Double RL is going to be popping up in Nashville.

Ralph Lauren opened a shop for the Western- and workwear-themed collection at 1200 Villa Place in the city’s Edgehill district. It will remain open for 15 months.
The shop, which is intended to be an homage to the music and Western themes of Nashville, will feature turn-of-the-century industrial and haberdashery fixtures along with one-of-a-kind artwork and objects sourced from around the world. It will carry men’s and women’s apparel and accessories along with a selection of vintage product.
The company said it chose Nashville for the shop because the city authentically reflects the brand’s ethos



As you might know or nit, I'm a sucker for bandanas not that I am wearing them oft but I whenever I see a beauty I have to buy it and stack it in my closet.
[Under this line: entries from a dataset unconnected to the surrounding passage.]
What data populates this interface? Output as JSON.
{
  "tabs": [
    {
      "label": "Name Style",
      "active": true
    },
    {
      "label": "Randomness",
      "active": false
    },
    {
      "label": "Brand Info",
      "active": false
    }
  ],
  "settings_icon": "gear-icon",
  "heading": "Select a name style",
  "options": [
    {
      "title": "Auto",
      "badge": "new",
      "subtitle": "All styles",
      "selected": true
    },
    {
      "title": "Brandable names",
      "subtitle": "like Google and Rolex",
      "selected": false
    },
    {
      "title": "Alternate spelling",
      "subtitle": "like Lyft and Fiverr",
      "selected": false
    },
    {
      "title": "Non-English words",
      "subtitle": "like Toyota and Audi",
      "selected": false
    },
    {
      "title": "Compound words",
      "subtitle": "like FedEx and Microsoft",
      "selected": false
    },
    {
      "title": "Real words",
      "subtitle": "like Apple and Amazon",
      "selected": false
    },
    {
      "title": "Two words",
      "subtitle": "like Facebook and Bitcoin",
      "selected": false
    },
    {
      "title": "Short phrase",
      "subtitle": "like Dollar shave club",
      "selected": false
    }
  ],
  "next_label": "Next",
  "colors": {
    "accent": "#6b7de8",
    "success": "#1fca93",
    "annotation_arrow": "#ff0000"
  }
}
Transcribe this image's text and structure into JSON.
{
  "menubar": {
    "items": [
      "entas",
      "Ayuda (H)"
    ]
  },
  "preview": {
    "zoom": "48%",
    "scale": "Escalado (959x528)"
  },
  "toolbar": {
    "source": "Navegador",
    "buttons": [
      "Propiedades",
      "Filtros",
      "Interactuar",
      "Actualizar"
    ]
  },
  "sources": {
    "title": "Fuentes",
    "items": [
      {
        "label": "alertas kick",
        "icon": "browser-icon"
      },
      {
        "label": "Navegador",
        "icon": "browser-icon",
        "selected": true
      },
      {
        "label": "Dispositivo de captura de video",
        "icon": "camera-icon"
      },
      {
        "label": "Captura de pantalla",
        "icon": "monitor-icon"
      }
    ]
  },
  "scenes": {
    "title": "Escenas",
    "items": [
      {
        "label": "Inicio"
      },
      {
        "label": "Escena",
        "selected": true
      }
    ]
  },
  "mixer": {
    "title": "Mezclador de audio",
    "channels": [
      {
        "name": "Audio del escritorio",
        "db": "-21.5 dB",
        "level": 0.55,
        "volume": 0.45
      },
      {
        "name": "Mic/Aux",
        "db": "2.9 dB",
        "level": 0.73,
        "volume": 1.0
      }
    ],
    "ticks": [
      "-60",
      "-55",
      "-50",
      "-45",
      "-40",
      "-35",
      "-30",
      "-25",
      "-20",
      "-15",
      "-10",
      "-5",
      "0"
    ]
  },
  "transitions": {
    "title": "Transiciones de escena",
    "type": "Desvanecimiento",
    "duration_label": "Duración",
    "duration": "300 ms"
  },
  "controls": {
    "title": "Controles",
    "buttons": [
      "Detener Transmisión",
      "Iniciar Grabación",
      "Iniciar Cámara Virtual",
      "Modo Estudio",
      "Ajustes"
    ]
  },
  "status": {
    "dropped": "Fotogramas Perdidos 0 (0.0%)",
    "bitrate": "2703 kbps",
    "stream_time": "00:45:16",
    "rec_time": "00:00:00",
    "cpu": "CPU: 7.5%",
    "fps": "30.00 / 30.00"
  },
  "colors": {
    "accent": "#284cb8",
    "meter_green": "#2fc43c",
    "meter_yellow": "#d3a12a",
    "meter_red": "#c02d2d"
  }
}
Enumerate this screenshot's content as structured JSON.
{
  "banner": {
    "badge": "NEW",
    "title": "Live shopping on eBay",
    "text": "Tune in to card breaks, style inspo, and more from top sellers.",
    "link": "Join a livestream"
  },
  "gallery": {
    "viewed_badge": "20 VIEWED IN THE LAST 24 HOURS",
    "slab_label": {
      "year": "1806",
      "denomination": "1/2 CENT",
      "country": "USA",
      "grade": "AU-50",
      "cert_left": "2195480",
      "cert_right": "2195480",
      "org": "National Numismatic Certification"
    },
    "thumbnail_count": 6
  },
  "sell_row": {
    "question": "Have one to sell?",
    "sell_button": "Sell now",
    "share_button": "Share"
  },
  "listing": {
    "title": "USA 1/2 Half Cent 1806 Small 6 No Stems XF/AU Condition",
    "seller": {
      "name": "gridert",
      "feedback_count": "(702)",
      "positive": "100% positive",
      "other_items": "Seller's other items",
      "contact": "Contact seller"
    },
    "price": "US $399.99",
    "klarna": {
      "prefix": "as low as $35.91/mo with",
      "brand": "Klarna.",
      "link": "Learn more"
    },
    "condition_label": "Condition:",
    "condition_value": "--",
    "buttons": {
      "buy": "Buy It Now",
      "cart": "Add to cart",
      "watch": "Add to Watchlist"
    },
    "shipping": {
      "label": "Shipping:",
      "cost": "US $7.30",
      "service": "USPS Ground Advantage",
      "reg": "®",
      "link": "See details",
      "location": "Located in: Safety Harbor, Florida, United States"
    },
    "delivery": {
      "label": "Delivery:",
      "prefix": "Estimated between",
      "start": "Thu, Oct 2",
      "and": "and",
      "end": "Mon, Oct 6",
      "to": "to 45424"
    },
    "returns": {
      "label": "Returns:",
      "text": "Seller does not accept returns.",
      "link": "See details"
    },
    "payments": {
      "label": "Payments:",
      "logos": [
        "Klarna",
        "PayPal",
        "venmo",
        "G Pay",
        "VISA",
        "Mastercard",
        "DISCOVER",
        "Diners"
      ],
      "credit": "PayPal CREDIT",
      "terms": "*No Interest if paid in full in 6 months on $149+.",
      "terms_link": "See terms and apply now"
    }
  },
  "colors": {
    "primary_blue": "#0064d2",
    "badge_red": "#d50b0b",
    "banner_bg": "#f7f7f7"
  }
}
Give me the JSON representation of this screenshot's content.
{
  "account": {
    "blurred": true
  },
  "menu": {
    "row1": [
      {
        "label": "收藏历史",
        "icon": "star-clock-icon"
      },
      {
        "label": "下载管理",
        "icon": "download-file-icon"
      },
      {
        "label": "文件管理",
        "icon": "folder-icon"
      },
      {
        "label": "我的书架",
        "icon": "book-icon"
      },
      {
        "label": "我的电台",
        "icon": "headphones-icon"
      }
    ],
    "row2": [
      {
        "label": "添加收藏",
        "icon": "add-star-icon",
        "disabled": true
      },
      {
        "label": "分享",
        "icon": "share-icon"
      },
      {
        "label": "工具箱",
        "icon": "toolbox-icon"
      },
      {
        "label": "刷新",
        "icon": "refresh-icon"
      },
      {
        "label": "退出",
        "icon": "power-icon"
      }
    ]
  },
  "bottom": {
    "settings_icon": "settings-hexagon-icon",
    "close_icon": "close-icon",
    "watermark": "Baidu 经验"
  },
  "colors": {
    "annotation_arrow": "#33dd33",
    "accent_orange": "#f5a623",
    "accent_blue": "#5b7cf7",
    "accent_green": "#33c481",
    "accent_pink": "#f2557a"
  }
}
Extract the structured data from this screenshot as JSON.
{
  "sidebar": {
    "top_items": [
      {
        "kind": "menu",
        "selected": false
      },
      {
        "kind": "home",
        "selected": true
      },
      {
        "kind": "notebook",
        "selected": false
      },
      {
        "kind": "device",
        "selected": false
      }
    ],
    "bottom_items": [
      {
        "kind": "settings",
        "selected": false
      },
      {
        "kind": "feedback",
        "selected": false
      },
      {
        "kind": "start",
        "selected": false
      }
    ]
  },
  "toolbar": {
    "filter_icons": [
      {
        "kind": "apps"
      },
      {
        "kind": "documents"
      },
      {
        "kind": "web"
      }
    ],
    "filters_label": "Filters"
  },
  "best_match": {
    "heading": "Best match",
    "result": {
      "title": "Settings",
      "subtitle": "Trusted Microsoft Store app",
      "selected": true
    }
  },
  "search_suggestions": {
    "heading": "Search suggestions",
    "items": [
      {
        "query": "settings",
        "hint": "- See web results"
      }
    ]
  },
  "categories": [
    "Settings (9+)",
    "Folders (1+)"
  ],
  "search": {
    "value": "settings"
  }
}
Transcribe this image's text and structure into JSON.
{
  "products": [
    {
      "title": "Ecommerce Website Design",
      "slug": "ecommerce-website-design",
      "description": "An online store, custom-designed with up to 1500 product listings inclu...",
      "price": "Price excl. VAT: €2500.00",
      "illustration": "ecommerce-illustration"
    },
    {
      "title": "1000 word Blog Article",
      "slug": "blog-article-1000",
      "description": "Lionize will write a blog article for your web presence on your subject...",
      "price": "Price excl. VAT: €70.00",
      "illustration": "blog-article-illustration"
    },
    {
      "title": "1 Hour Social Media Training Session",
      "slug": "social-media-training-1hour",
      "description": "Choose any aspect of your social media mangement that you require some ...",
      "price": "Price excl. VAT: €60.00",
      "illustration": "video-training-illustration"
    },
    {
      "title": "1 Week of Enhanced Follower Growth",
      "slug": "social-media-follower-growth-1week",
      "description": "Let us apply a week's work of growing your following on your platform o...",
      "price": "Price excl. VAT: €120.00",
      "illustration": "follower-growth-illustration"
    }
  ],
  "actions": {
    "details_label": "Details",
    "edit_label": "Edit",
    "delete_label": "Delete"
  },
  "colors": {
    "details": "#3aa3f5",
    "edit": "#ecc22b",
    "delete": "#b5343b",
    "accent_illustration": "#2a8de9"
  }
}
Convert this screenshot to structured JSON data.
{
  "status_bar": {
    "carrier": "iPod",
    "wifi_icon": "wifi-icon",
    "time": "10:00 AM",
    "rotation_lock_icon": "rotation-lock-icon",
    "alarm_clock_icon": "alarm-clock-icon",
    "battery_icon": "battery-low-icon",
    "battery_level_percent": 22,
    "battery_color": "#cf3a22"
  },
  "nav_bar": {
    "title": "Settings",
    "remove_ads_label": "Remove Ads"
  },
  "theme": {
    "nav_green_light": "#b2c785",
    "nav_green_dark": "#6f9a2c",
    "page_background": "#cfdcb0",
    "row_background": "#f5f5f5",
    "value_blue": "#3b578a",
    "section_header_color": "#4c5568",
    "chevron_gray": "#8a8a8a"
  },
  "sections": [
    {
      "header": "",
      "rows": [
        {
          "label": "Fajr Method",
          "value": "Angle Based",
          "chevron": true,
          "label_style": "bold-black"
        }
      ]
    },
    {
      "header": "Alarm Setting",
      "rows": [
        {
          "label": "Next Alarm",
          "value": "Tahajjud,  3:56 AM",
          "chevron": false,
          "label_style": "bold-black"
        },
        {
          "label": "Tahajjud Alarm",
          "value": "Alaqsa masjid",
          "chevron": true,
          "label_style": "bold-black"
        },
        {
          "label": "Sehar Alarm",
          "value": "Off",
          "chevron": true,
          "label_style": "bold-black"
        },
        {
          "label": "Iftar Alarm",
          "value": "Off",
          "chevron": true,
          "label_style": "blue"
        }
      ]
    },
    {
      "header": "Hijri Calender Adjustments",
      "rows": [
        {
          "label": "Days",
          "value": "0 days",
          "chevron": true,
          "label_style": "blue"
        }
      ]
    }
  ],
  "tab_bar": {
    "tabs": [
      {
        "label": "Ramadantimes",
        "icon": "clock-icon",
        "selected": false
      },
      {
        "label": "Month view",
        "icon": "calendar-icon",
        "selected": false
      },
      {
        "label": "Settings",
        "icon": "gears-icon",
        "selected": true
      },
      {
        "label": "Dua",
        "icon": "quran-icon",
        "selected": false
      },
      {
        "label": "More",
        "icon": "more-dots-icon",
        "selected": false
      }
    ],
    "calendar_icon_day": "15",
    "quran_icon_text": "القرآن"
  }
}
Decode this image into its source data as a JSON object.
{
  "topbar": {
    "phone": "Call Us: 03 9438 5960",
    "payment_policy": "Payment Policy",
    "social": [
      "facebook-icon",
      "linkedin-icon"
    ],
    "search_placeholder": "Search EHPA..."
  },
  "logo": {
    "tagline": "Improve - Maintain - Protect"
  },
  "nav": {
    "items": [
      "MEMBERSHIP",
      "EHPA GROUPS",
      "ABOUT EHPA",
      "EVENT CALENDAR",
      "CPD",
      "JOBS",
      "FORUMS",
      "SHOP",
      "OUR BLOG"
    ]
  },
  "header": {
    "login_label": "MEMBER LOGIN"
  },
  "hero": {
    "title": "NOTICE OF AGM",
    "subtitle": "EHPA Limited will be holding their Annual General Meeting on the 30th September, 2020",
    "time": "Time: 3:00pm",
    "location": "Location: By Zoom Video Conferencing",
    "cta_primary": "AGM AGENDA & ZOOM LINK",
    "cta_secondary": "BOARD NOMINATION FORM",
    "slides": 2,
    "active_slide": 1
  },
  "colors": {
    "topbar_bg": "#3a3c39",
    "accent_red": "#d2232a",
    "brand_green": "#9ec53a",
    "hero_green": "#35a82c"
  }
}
But these are different those necklaces and bracelets are also wearable if you are not in a denim mood.

Handmade in Italy by Yoshi



Created in 1926, Kent & Curwen maintains its reputation for conservative styling and classic design – imagine regatta college stripes, cricket-wear and rugby knots. This latest campaign is shot by Ronan Gallagher in the London historical Two Temple Place, marking the brand’s four year anniversary under its Creative Director Daniel Kearns. Paying homage to British sporting and university-style, Kearns showcases his ability to intertwine traditional pieces with contemporary-wear.  See how he revive the Rugby Shirts and patch of the England Ruby team dated from the early 1900's



My favorite go to in New York was always the Liqour Star by J, Crew, how suprised I was that it is under a new management and just a new one it becomes a Todd Snyder Store.

When Todd Snyder heard that there was a “FOR SALE” sign in the window of J.Crew’s Liquor Store outpost on the corner of West Broadway and White Street in Tribeca, he immediately picked up the phone and called its owner. Snyder worked for J.Crew when the brand first rented the space in 2008, and watched it become a gathering place for menswear enthusiasts from around the world.

“This place is special to me, and to menswear in general,” the fashion designer told the Cut before his store’s opening this week. It was a place for discovery, for like-minded people to gather and geek out over clothes — not to mention an architectural gem. When Snyder eventually decided to leave J.Crew in 2009 and launch his own label, the store’s success had a lot to do with it. “I wanted a chance to have my own crack at it,” he said.

The “FOR SALE” sign seemed to say that his chance had arrived. So he went straight to its owner — a third-generation New Yorker who still lives part-time above the space. He told her his plans to “keep it alive.” He wanted to preserve the integrity of the architecture, but also give the shop a new life. She approved. “For me, it’s always been about paying homage to something that’s original, but then upgrading it,” Snyder said of his aesthetic.